A recent survey suggests that over 90% of training GPs plan to work part-time once their accreditation is complete. That’s just one in ten who actively plans on working full hours! Almost half of those polled intended to take up locum work as soon as they qualified.

We also saw feedback from a think tank that found UK family doctors were turning away from full-time clinical work because of the ‘intensity’ of their workload, and a stated fear of burnout.

The theory is that if you work part-time, say on a 0.5 contract, you will have half the workload. Unfortunately, reality (as it often does) has its ways of stepping in to change that. Let’s say you job-share with another GP, for example. You’ll split the caseload and paperwork, but it can rarely be divided half and half and completed within time, simply owing to sheer volume.
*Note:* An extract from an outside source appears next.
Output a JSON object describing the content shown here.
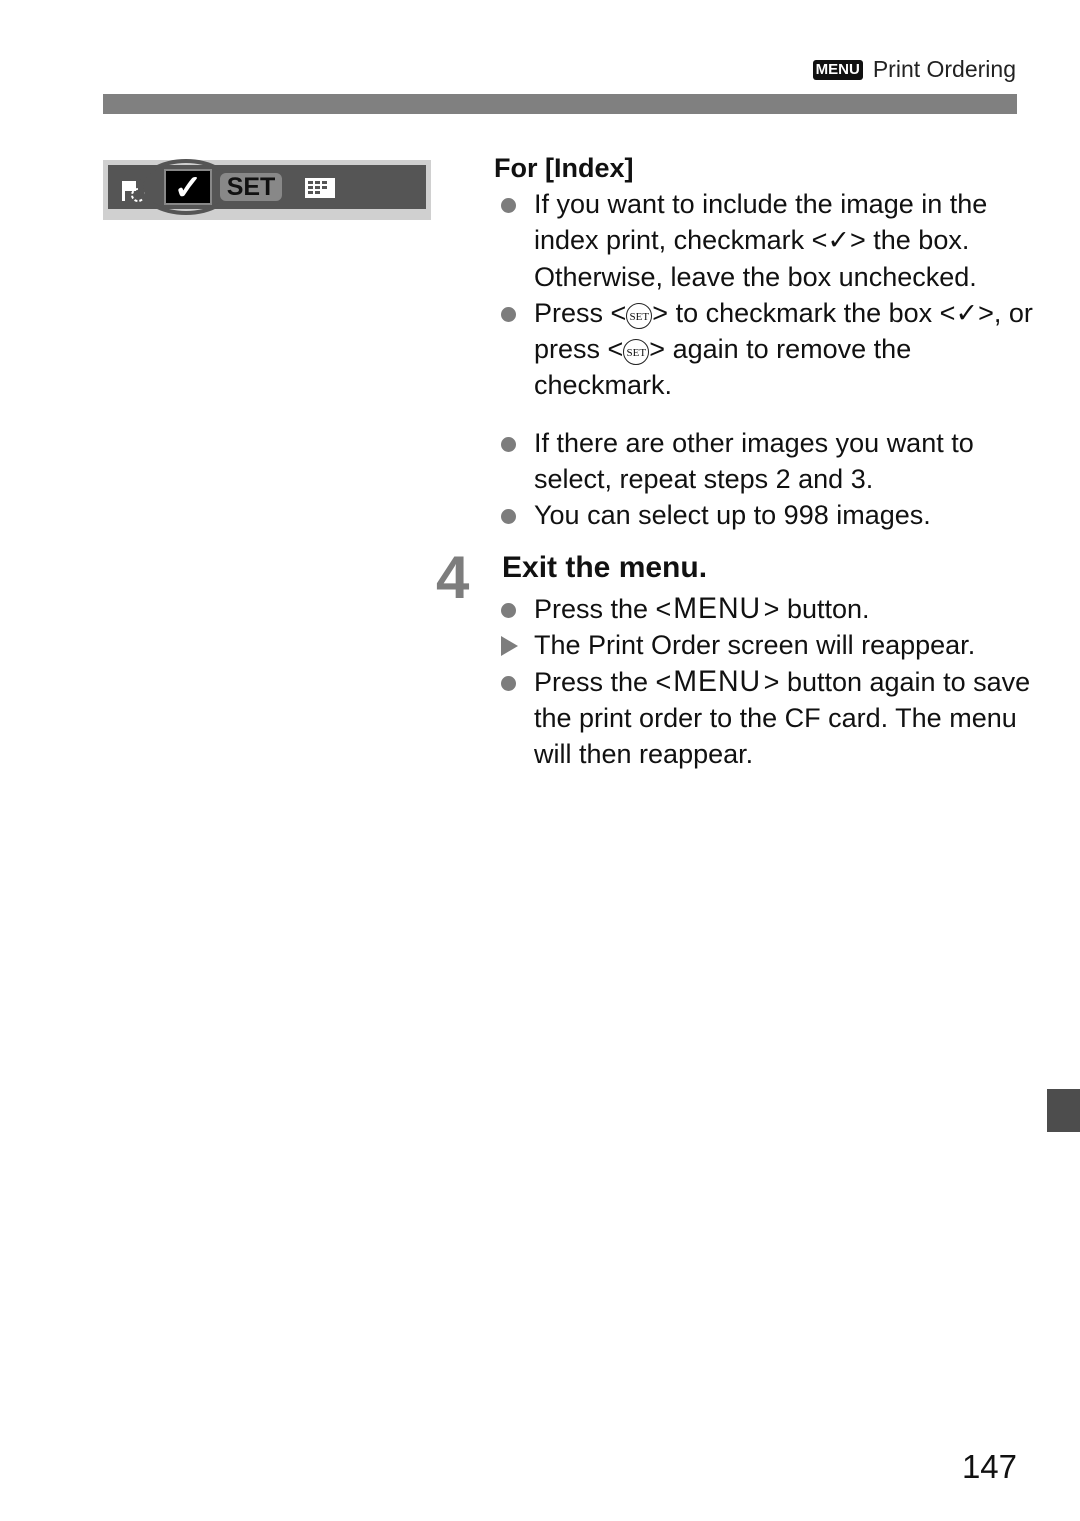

The true insanity of a doctor’s workload becomes apparent when two GPs sharing one full-time job between them both need to work extra time to fulfil their roles. If one were working full time, she would need more than a full-time job’s worth of hours to fulfill expectations.

That’s a pain I know many, many teachers also share.
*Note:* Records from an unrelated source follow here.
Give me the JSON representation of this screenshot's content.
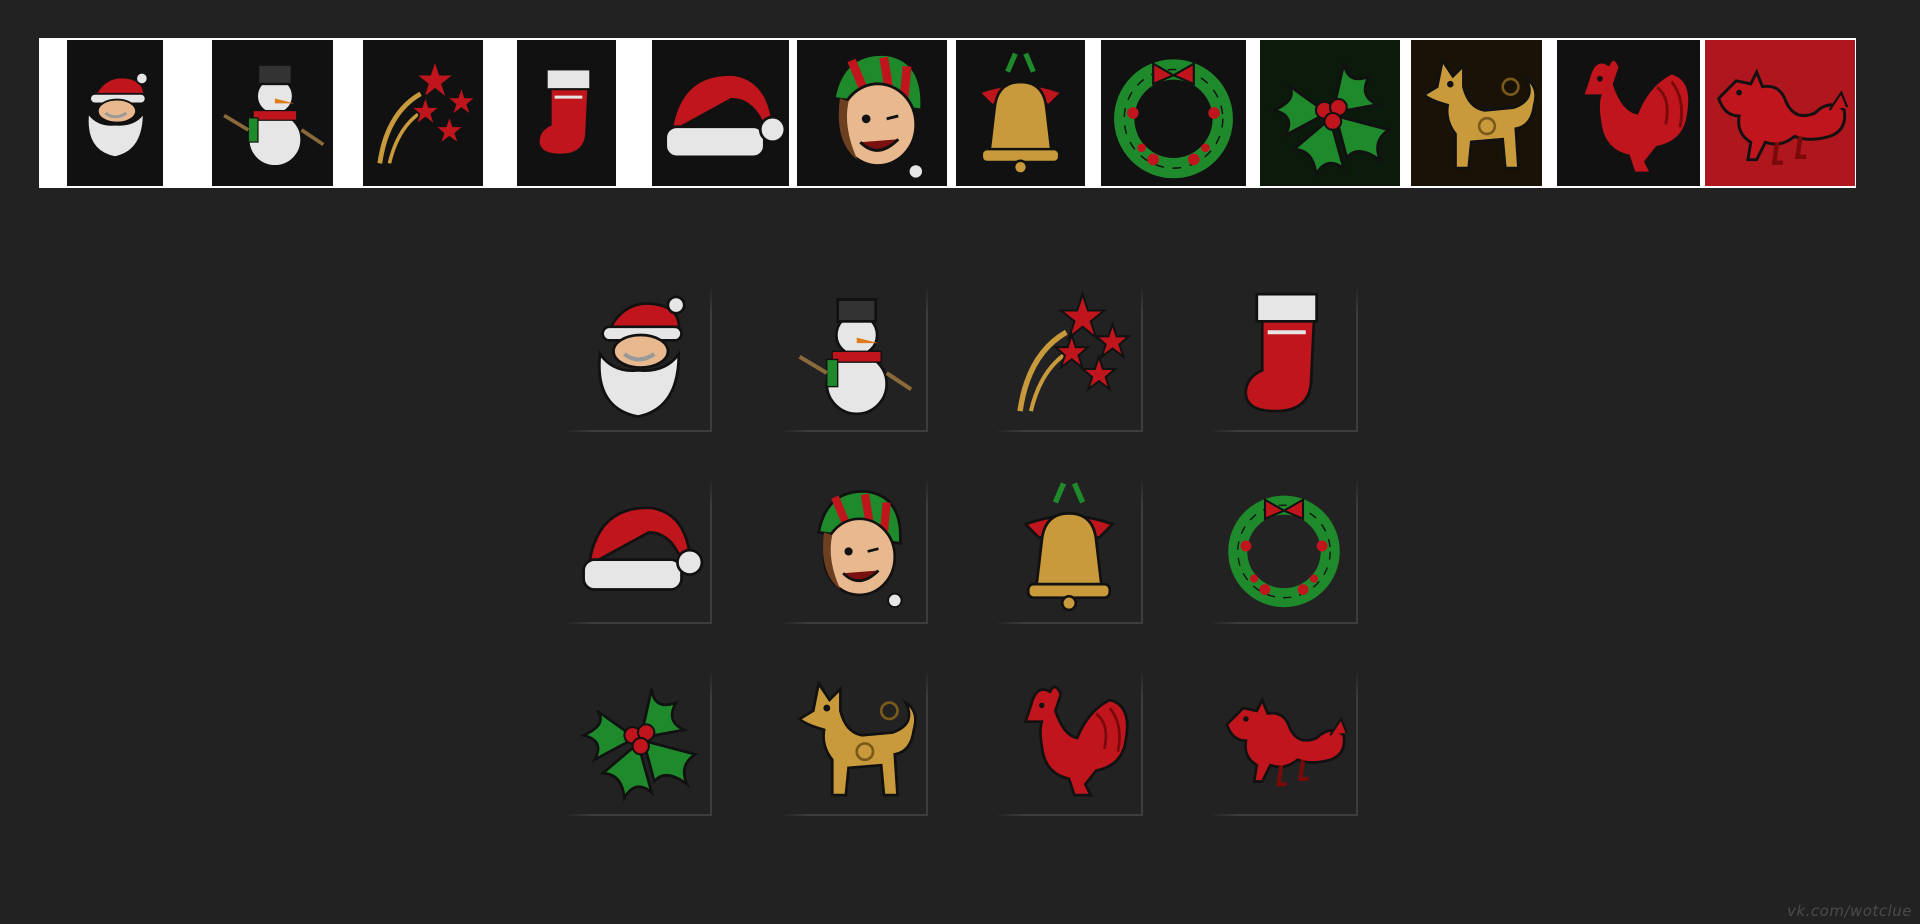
{
  "strip": {
    "items": [
      {
        "icon": "santa-icon"
      },
      {
        "icon": "snowman-icon"
      },
      {
        "icon": "shooting-stars-icon"
      },
      {
        "icon": "stocking-icon"
      },
      {
        "icon": "santa-hat-icon"
      },
      {
        "icon": "elf-icon"
      },
      {
        "icon": "bell-icon"
      },
      {
        "icon": "wreath-icon"
      },
      {
        "icon": "holly-icon"
      },
      {
        "icon": "golden-dog-icon"
      },
      {
        "icon": "red-rooster-icon"
      },
      {
        "icon": "red-dragon-icon"
      }
    ]
  },
  "grid": {
    "rows": [
      [
        "santa-icon",
        "snowman-icon",
        "shooting-stars-icon",
        "stocking-icon"
      ],
      [
        "santa-hat-icon",
        "elf-icon",
        "bell-icon",
        "wreath-icon"
      ],
      [
        "holly-icon",
        "golden-dog-icon",
        "red-rooster-icon",
        "red-dragon-icon"
      ]
    ]
  },
  "colors": {
    "background": "#222222",
    "strip_background": "#ffffff",
    "red": "#c0151c",
    "green": "#1f8a2b",
    "gold": "#c99a3b",
    "white": "#e6e6e6"
  },
  "watermark": "vk.com/wotclue"
}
So what is the verdict of think tanks on this unmanageable workload, and the stress it generates? Joyce Robin, of Patient Concern, said GPs were lucky to be able to afford to work part-time.

“It’s extraordinary – all this money pumped into training them and then so many of them go part-time. Obviously, it’s good money, so they can afford to go part-time, and I can see why that appeals, especially for people bringing up families. But it’s disastrous for patients who can’t get to see a GP.”
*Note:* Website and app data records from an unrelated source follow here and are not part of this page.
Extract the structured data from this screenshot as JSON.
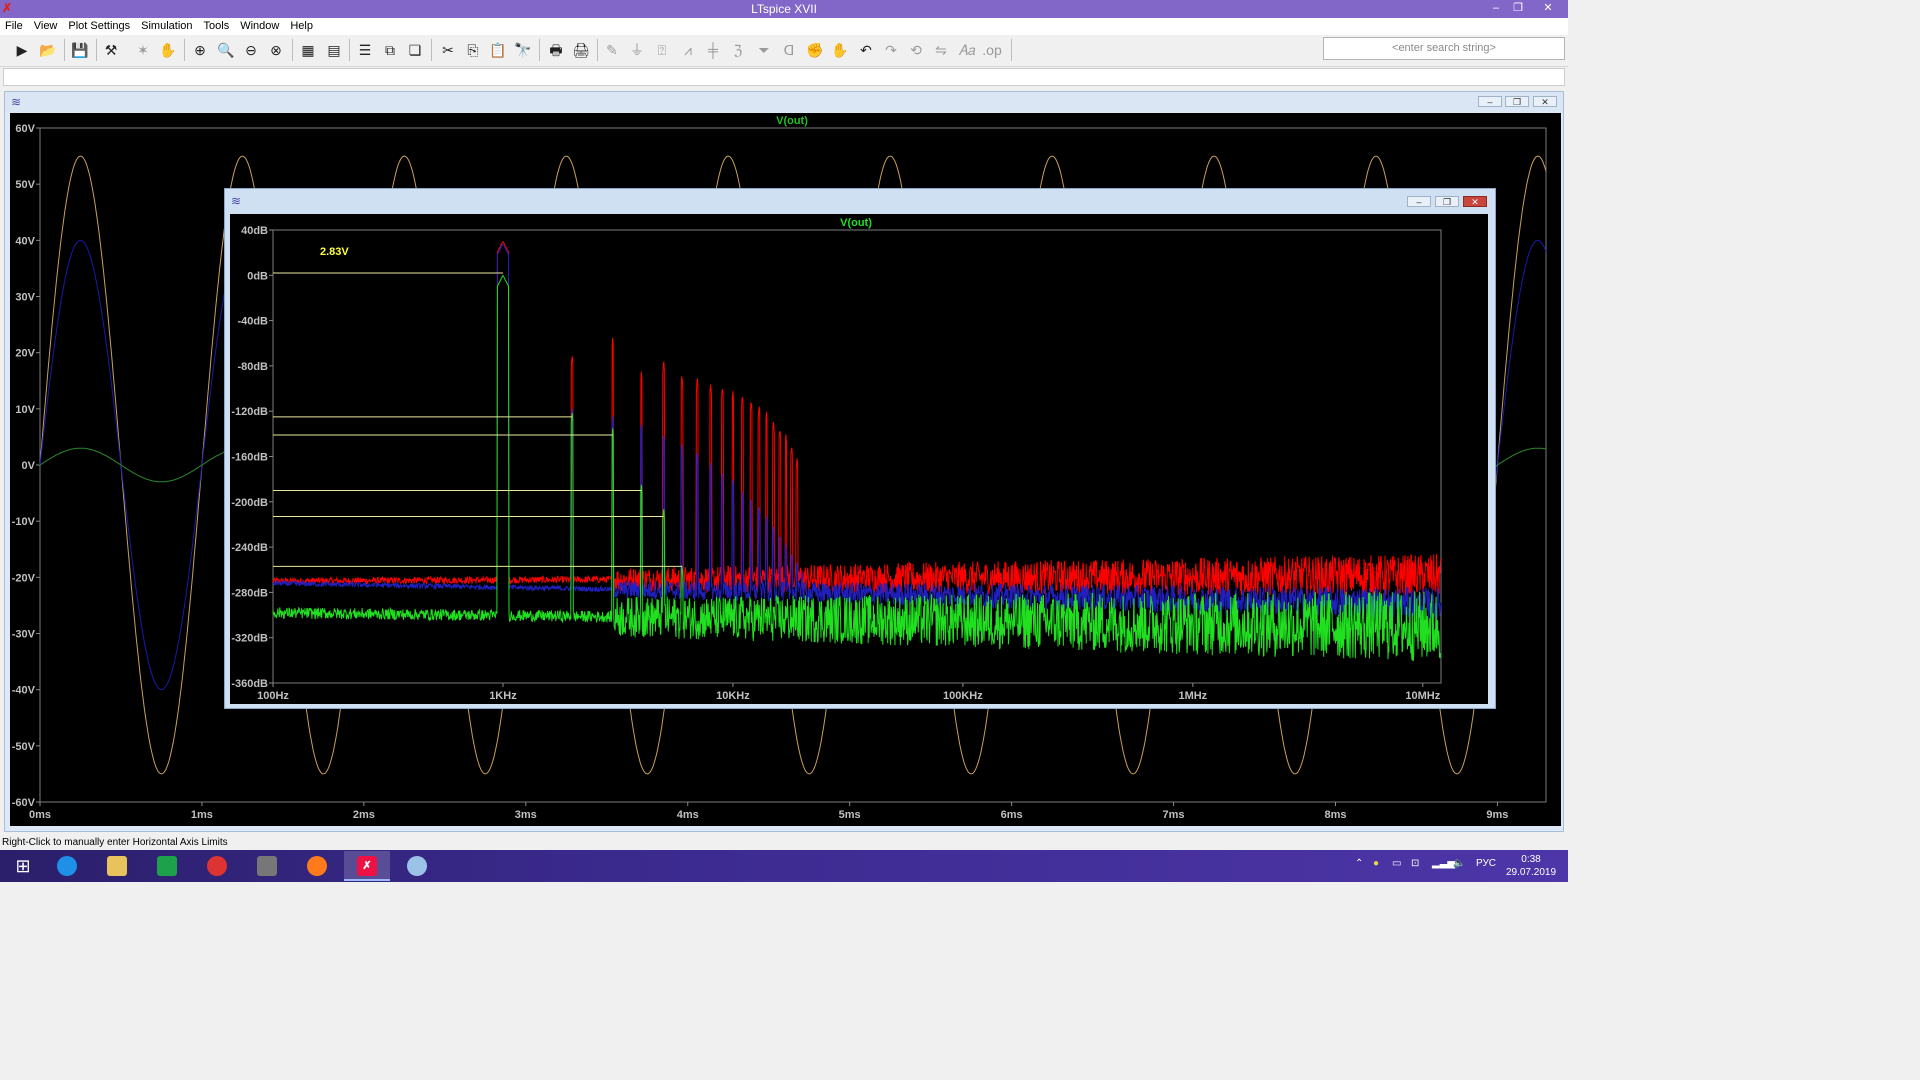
{
  "app": {
    "title": "LTspice XVII"
  },
  "menu": [
    "File",
    "View",
    "Plot Settings",
    "Simulation",
    "Tools",
    "Window",
    "Help"
  ],
  "toolbar_icons": [
    "run-icon",
    "open-icon",
    "save-icon",
    "control-panel-icon",
    "halt-icon",
    "pan-icon",
    "zoom-in-icon",
    "zoom-box-icon",
    "zoom-out-icon",
    "zoom-cancel-icon",
    "autorange-icon",
    "split-icon",
    "tile-horizontal-icon",
    "tile-vertical-icon",
    "cascade-icon",
    "cut-icon",
    "copy-icon",
    "paste-icon",
    "find-icon",
    "print-icon",
    "print-setup-icon",
    "wire-icon",
    "ground-icon",
    "label-icon",
    "resistor-icon",
    "capacitor-icon",
    "inductor-icon",
    "diode-icon",
    "component-icon",
    "move-icon",
    "drag-icon",
    "undo-icon",
    "redo-icon",
    "rotate-icon",
    "mirror-icon",
    "text-icon",
    "spice-directive-icon"
  ],
  "search": {
    "placeholder": "<enter search string>"
  },
  "waveform_window": {
    "trace_label": "V(out)",
    "y_ticks": [
      "60V",
      "50V",
      "40V",
      "30V",
      "20V",
      "10V",
      "0V",
      "-10V",
      "-20V",
      "-30V",
      "-40V",
      "-50V",
      "-60V"
    ],
    "x_ticks": [
      "0ms",
      "1ms",
      "2ms",
      "3ms",
      "4ms",
      "5ms",
      "6ms",
      "7ms",
      "8ms",
      "9ms"
    ]
  },
  "fft_window": {
    "trace_label": "V(out)",
    "cursor_label": "2.83V",
    "y_ticks": [
      "40dB",
      "0dB",
      "-40dB",
      "-80dB",
      "-120dB",
      "-160dB",
      "-200dB",
      "-240dB",
      "-280dB",
      "-320dB",
      "-360dB"
    ],
    "x_ticks": [
      "100Hz",
      "1KHz",
      "10KHz",
      "100KHz",
      "1MHz",
      "10MHz"
    ]
  },
  "chart_data": [
    {
      "type": "line",
      "title": "V(out)",
      "xlabel": "",
      "ylabel": "",
      "xlim": [
        0,
        9.3
      ],
      "x_unit": "ms",
      "ylim": [
        -60,
        60
      ],
      "y_unit": "V",
      "grid": false,
      "series": [
        {
          "color": "#c8a05a",
          "frequency_khz": 1,
          "amplitude": 55,
          "phase": 0
        },
        {
          "color": "#1a1aa8",
          "frequency_khz": 1,
          "amplitude": 40,
          "phase": 0
        },
        {
          "color": "#2a8a2a",
          "frequency_khz": 1,
          "amplitude": 3,
          "phase": 0
        }
      ]
    },
    {
      "type": "line",
      "title": "V(out)",
      "xlabel": "",
      "ylabel": "",
      "x_scale": "log",
      "xlim": [
        100,
        12000000
      ],
      "x_unit": "Hz",
      "ylim": [
        -360,
        40
      ],
      "y_unit": "dB",
      "grid": false,
      "series": [
        {
          "color": "#ff0000",
          "fundamental_hz": 1000,
          "fundamental_db": 30,
          "harmonic_peaks_db": [
            30,
            -70,
            -55,
            -85,
            -75,
            -88,
            -90,
            -95,
            -98,
            -102,
            -105,
            -110,
            -115,
            -120,
            -128,
            -135,
            -140,
            -150,
            -160
          ],
          "noise_floor_db_at_low": -270,
          "noise_floor_db_at_high": -265
        },
        {
          "color": "#2020c0",
          "fundamental_hz": 1000,
          "fundamental_db": 28,
          "noise_floor_db_at_low": -272,
          "noise_floor_db_at_high": -290
        },
        {
          "color": "#20e020",
          "fundamental_hz": 1000,
          "fundamental_db": 0,
          "harmonic_peaks_db": [
            0,
            -120,
            -135,
            -185,
            -205,
            -255
          ],
          "noise_floor_db_at_low": -298,
          "noise_floor_db_at_high": -310
        }
      ],
      "cursor_lines_db": [
        2,
        -125,
        -141,
        -190,
        -213,
        -257
      ]
    }
  ],
  "status": {
    "text": "Right-Click to manually enter Horizontal Axis Limits"
  },
  "tray": {
    "lang": "РУС",
    "time": "0:38",
    "date": "29.07.2019"
  }
}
It would be unkind not to see Joyce’s point, especially given she’s speaking from the perspective of patient advocacy – but within such a response, there’s a sense of denial of how highly doctors advocate for patients. Going so far, in fact, that they strip their own lives bare and are eventually forced to retreat.

Here we have clear evidence that doctors are struggling to live happy lives – but instead of finding ways to help them manage work-life balance or reduce the pressure of their workload, we see a deferment to guilt-pushing remarks on wages. How dare they try and have a life outside the general practice?! What, you would like a happy family life alongside reward for socially crucial work? Disgraceful!

(Another sly wink coming your way, teachers.)

But, moaning aside, I did pose a question earlier. Will going part-time help improve your work-life balance? The consensus among GPs would appear to be ‘yes’, but I think the answer is more fluid.

The workload will not reduce in line with the reduction of your hours, and you will have to deal with people judging your choice to prioritise your own mental health. For conscientious people, that can hit particularly hard. In other cases, stepping away from the work you do love so much can cause listlessness and disconnection – feeling just as bad as the stress you’re tackling while there.

It isn’t a catch-all solution – but personally, it was one of the best decisions I made following my own burnout collapse. It helped me to recover perspective, reconnect with family, rediscover outside passions, and spend more much-needed time recognising, and understanding, what had happened to me.

And what I could do to help others in the same situation.

Hopefully, in time, these think tanks will start to think about physicians as humans who are trying to be healthy and happy, just like the patients those same physicians treat day in, day out. We are not machines – and in the face of no alternatives, if taking our own steps to snatch wellness from the jaws of a system that seems determined to stamp it out is what we need to do, then so be it.